Motivating disengaged young workers during the Great Resignation requires management to ‘let them go,’ according to Julian Birkinshaw, Professor of Strategy and Entrepreneurship at London Business School, in an echo of recent research from MIT on work culture as the key driver of higher quit rates
Motivating disengaged young workers during the Great Resignation requires management to ‘let them go,’ according to Julian Birkinshaw.
DOUGLAS, Isle of Man, Sept. 23, 2022 (GLOBE NEWSWIRE) -- A globally-recognised thinker management thinker and author of fifteen books (including Becoming a Better Boss and Rethinking Management), Professor Birkinshaw was speaking on the Conversations on Climate podcast on the subject of leadership for disruptive times. Following a wide-ranging conversation on climate change, management failure and advice for future MBA cohorts, he was asked about post-pandemic leadership across the generation gap.
‘Don’t steal other people’s decisions – give them the opportunity to learn and grow and make mistakes, give them the freedom to create,’ Birkinshaw replied. By contrast, he noted that too many experienced managers are ‘controlling’ and don’t offer their employees opportunities which excite them at work – which has only fuelled the Big Quit.
Younger workers leading resignation figures
The ‘Great Resignation’ is the term applied to the global phenomenon of increasing voluntary quit rates amongst employees in the wake of the COVID-19 pandemic. Over 4m people a month have resigned their jobs since mid-2021 in the United States, the highest rates this century. Whilst the phenomenon has been most closely studied in Western economies, similar trends have been noted in developing economies, such as the rise of the ‘lying flat’ [tang ping] movement in China.
Millennial and Gen-Z cohorts have led the great resignation, with quit rates amongst older generations actually declining in many areas. Resignations have also varied by gender and identity, reflecting the differentiated, and unequal, experiences of the pandemic and labour market across the workforce.
‘Lack of Developmental Opportunities’
Whilst issues of pay, job fit, childcare struggles and the rise of long COVID have all been suggested as key causes of higher quit rates, Professor Birkinshaw highlighted that for most workers, ‘number one was essentially a lack of developmental opportunities…to grow and develop with their organisations.’

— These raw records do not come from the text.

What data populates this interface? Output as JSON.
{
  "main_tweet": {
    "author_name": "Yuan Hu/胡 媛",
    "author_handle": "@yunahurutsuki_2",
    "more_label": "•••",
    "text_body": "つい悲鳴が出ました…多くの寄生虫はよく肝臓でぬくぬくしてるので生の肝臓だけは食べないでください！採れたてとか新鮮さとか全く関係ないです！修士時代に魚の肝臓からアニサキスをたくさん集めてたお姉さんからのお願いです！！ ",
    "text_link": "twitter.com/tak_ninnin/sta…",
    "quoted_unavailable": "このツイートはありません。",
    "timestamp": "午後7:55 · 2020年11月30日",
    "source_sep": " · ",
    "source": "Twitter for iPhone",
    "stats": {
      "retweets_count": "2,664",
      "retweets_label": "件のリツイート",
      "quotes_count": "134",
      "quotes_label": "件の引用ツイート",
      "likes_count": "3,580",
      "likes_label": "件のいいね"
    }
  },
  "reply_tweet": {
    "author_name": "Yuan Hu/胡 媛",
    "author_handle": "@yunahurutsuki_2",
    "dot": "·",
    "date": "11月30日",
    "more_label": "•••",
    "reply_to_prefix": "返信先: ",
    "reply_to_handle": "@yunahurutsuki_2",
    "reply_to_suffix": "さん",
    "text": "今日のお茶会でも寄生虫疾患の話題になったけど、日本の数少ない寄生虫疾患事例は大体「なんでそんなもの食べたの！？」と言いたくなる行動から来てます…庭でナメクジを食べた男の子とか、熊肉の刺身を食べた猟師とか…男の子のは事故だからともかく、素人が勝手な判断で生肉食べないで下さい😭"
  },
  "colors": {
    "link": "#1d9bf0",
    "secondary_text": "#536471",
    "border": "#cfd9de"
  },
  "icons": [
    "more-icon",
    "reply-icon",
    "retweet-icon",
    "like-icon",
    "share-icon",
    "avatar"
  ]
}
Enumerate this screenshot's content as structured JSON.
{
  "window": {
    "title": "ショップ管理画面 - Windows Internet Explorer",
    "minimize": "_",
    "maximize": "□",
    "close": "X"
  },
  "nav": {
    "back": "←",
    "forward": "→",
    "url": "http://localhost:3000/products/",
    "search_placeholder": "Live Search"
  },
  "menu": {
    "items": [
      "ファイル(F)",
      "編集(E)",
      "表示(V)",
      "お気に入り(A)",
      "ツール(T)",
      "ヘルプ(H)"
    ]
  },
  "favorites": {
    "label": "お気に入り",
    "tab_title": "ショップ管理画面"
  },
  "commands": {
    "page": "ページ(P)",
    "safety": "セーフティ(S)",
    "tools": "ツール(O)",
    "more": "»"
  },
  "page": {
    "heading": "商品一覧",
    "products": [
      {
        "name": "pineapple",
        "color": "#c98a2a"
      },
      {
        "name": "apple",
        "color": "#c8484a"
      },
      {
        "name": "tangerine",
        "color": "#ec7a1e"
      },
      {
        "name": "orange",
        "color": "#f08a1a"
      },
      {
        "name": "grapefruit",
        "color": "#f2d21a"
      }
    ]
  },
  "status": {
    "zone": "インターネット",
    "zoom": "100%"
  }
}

Workers who have taken jobs are communicating to a hiring manager that, ‘they want to do some of your job for you,’ he pointed out, and ‘they want to be told here is an opportunity which can be enlarged into.’
The podcast host, United Renewables CEO Chris Caldwell, agreed that ‘at heart, we’re all micromanagers.’ Despite admitting that, ‘I need to take this advice myself,’ Birkinshaw was adamant that ‘the biggest single thing we can do is give people interesting work to do,’ and so empower them to be more autonomous and creative in their roles.
‘They will more likely stay in that role; and fingers crossed, they will also then reflect that down on their own teams.’
Conversations on Climate brings world-leading thinkers from business and academia together to share their expertise on the subject of climate change. Previous guests include Sir Andrew Likierman, Julio Dal Poz, and Professor Jean-Pierre Benoît.
All previous episodes can be found here.
CONTACT Isabella Hawke – Sales and Marketing Consultant
COMPANY United Renewables
A photo accompanying this announcement is available at https://www.globenewswire.com/NewsRoom/AttachmentNg/4eddd3e8-8aeb-40fc-9f5b-7bab2c5f0df2